# Exercise objective
Exact copies of all the entries below are expected in the answer.

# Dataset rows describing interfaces
================================

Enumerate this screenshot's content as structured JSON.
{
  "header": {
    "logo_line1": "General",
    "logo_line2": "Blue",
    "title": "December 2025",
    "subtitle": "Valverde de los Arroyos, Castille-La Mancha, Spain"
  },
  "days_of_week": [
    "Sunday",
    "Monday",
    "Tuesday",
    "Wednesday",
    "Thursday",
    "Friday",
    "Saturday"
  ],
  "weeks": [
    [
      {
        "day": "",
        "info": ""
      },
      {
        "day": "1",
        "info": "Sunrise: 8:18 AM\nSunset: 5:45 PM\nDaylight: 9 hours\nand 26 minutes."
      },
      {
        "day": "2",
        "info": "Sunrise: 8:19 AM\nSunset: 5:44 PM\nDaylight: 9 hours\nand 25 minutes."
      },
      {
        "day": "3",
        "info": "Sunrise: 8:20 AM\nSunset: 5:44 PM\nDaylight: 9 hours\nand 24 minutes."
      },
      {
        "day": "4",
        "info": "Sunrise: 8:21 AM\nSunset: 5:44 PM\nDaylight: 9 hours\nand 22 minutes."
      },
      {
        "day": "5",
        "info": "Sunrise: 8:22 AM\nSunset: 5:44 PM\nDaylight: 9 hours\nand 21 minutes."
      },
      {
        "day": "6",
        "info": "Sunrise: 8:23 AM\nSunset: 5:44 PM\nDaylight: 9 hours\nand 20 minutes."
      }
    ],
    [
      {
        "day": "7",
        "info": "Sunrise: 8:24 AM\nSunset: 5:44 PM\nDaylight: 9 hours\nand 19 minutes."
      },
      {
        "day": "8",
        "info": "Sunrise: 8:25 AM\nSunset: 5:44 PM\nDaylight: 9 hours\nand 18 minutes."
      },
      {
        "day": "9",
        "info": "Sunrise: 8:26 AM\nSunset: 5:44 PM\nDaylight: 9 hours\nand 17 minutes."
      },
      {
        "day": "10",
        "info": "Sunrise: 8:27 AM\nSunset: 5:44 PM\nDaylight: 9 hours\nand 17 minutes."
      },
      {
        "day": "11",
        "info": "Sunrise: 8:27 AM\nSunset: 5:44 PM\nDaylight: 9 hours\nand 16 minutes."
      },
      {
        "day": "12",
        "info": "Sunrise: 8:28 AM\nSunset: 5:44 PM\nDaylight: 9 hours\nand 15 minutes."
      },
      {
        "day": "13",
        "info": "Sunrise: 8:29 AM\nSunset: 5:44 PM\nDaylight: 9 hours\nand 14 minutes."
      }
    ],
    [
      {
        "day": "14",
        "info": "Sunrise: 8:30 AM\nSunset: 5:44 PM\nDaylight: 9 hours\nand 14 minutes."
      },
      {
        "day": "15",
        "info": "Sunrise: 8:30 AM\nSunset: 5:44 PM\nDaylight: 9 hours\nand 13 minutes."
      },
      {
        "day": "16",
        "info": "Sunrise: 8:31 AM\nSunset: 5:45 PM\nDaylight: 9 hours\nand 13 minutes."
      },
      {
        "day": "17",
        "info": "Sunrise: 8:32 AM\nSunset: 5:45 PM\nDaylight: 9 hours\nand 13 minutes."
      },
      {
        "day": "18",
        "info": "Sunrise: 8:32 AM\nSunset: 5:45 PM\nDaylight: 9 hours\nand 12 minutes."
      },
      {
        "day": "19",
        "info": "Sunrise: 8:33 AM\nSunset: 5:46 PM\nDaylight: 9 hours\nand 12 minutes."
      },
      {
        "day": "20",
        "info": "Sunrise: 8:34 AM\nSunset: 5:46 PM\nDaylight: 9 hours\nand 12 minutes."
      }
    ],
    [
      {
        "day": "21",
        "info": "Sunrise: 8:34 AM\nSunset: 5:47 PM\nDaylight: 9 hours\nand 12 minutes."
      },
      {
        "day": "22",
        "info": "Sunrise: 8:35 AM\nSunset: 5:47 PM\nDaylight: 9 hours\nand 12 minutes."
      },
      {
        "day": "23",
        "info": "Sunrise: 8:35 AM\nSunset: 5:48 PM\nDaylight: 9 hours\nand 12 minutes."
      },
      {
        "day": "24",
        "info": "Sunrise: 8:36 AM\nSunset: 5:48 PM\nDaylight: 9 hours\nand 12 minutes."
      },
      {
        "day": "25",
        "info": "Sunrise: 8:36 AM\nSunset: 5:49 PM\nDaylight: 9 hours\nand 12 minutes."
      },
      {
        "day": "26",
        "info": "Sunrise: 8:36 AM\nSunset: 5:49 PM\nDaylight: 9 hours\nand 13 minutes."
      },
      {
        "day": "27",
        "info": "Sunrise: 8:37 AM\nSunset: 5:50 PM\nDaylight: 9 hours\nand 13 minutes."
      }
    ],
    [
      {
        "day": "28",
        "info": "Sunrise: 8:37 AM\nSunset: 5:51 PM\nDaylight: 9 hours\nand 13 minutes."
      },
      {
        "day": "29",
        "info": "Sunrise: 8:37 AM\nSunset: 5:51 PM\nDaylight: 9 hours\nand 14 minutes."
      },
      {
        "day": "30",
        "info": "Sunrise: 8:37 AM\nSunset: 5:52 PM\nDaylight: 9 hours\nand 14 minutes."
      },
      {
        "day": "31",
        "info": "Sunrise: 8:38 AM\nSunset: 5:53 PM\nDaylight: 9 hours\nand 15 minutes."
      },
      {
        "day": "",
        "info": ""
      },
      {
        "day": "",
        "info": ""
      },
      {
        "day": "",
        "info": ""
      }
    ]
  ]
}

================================

# Your response
Enumerate this screenshot's content as structured JSON.
{
  "header": {
    "logo_line1": "General",
    "logo_line2": "Blue",
    "title": "December 2025",
    "subtitle": "Valverde de los Arroyos, Castille-La Mancha, Spain"
  },
  "days_of_week": [
    "Sunday",
    "Monday",
    "Tuesday",
    "Wednesday",
    "Thursday",
    "Friday",
    "Saturday"
  ],
  "weeks": [
    [
      {
        "day": "",
        "info": ""
      },
      {
        "day": "1",
        "info": "Sunrise: 8:18 AM\nSunset: 5:45 PM\nDaylight: 9 hours\nand 26 minutes."
      },
      {
        "day": "2",
        "info": "Sunrise: 8:19 AM\nSunset: 5:44 PM\nDaylight: 9 hours\nand 25 minutes."
      },
      {
        "day": "3",
        "info": "Sunrise: 8:20 AM\nSunset: 5:44 PM\nDaylight: 9 hours\nand 24 minutes."
      },
      {
        "day": "4",
        "info": "Sunrise: 8:21 AM\nSunset: 5:44 PM\nDaylight: 9 hours\nand 22 minutes."
      },
      {
        "day": "5",
        "info": "Sunrise: 8:22 AM\nSunset: 5:44 PM\nDaylight: 9 hours\nand 21 minutes."
      },
      {
        "day": "6",
        "info": "Sunrise: 8:23 AM\nSunset: 5:44 PM\nDaylight: 9 hours\nand 20 minutes."
      }
    ],
    [
      {
        "day": "7",
        "info": "Sunrise: 8:24 AM\nSunset: 5:44 PM\nDaylight: 9 hours\nand 19 minutes."
      },
      {
        "day": "8",
        "info": "Sunrise: 8:25 AM\nSunset: 5:44 PM\nDaylight: 9 hours\nand 18 minutes."
      },
      {
        "day": "9",
        "info": "Sunrise: 8:26 AM\nSunset: 5:44 PM\nDaylight: 9 hours\nand 17 minutes."
      },
      {
        "day": "10",
        "info": "Sunrise: 8:27 AM\nSunset: 5:44 PM\nDaylight: 9 hours\nand 17 minutes."
      },
      {
        "day": "11",
        "info": "Sunrise: 8:27 AM\nSunset: 5:44 PM\nDaylight: 9 hours\nand 16 minutes."
      },
      {
        "day": "12",
        "info": "Sunrise: 8:28 AM\nSunset: 5:44 PM\nDaylight: 9 hours\nand 15 minutes."
      },
      {
        "day": "13",
        "info": "Sunrise: 8:29 AM\nSunset: 5:44 PM\nDaylight: 9 hours\nand 14 minutes."
      }
    ],
    [
      {
        "day": "14",
        "info": "Sunrise: 8:30 AM\nSunset: 5:44 PM\nDaylight: 9 hours\nand 14 minutes."
      },
      {
        "day": "15",
        "info": "Sunrise: 8:30 AM\nSunset: 5:44 PM\nDaylight: 9 hours\nand 13 minutes."
      },
      {
        "day": "16",
        "info": "Sunrise: 8:31 AM\nSunset: 5:45 PM\nDaylight: 9 hours\nand 13 minutes."
      },
      {
        "day": "17",
        "info": "Sunrise: 8:32 AM\nSunset: 5:45 PM\nDaylight: 9 hours\nand 13 minutes."
      },
      {
        "day": "18",
        "info": "Sunrise: 8:32 AM\nSunset: 5:45 PM\nDaylight: 9 hours\nand 12 minutes."
      },
      {
        "day": "19",
        "info": "Sunrise: 8:33 AM\nSunset: 5:46 PM\nDaylight: 9 hours\nand 12 minutes."
      },
      {
        "day": "20",
        "info": "Sunrise: 8:34 AM\nSunset: 5:46 PM\nDaylight: 9 hours\nand 12 minutes."
      }
    ],
    [
      {
        "day": "21",
        "info": "Sunrise: 8:34 AM\nSunset: 5:47 PM\nDaylight: 9 hours\nand 12 minutes."
      },
      {
        "day": "22",
        "info": "Sunrise: 8:35 AM\nSunset: 5:47 PM\nDaylight: 9 hours\nand 12 minutes."
      },
      {
        "day": "23",
        "info": "Sunrise: 8:35 AM\nSunset: 5:48 PM\nDaylight: 9 hours\nand 12 minutes."
      },
      {
        "day": "24",
        "info": "Sunrise: 8:36 AM\nSunset: 5:48 PM\nDaylight: 9 hours\nand 12 minutes."
      },
      {
        "day": "25",
        "info": "Sunrise: 8:36 AM\nSunset: 5:49 PM\nDaylight: 9 hours\nand 12 minutes."
      },
      {
        "day": "26",
        "info": "Sunrise: 8:36 AM\nSunset: 5:49 PM\nDaylight: 9 hours\nand 13 minutes."
      },
      {
        "day": "27",
        "info": "Sunrise: 8:37 AM\nSunset: 5:50 PM\nDaylight: 9 hours\nand 13 minutes."
      }
    ],
    [
      {
        "day": "28",
        "info": "Sunrise: 8:37 AM\nSunset: 5:51 PM\nDaylight: 9 hours\nand 13 minutes."
      },
      {
        "day": "29",
        "info": "Sunrise: 8:37 AM\nSunset: 5:51 PM\nDaylight: 9 hours\nand 14 minutes."
      },
      {
        "day": "30",
        "info": "Sunrise: 8:37 AM\nSunset: 5:52 PM\nDaylight: 9 hours\nand 14 minutes."
      },
      {
        "day": "31",
        "info": "Sunrise: 8:38 AM\nSunset: 5:53 PM\nDaylight: 9 hours\nand 15 minutes."
      },
      {
        "day": "",
        "info": ""
      },
      {
        "day": "",
        "info": ""
      },
      {
        "day": "",
        "info": ""
      }
    ]
  ]
}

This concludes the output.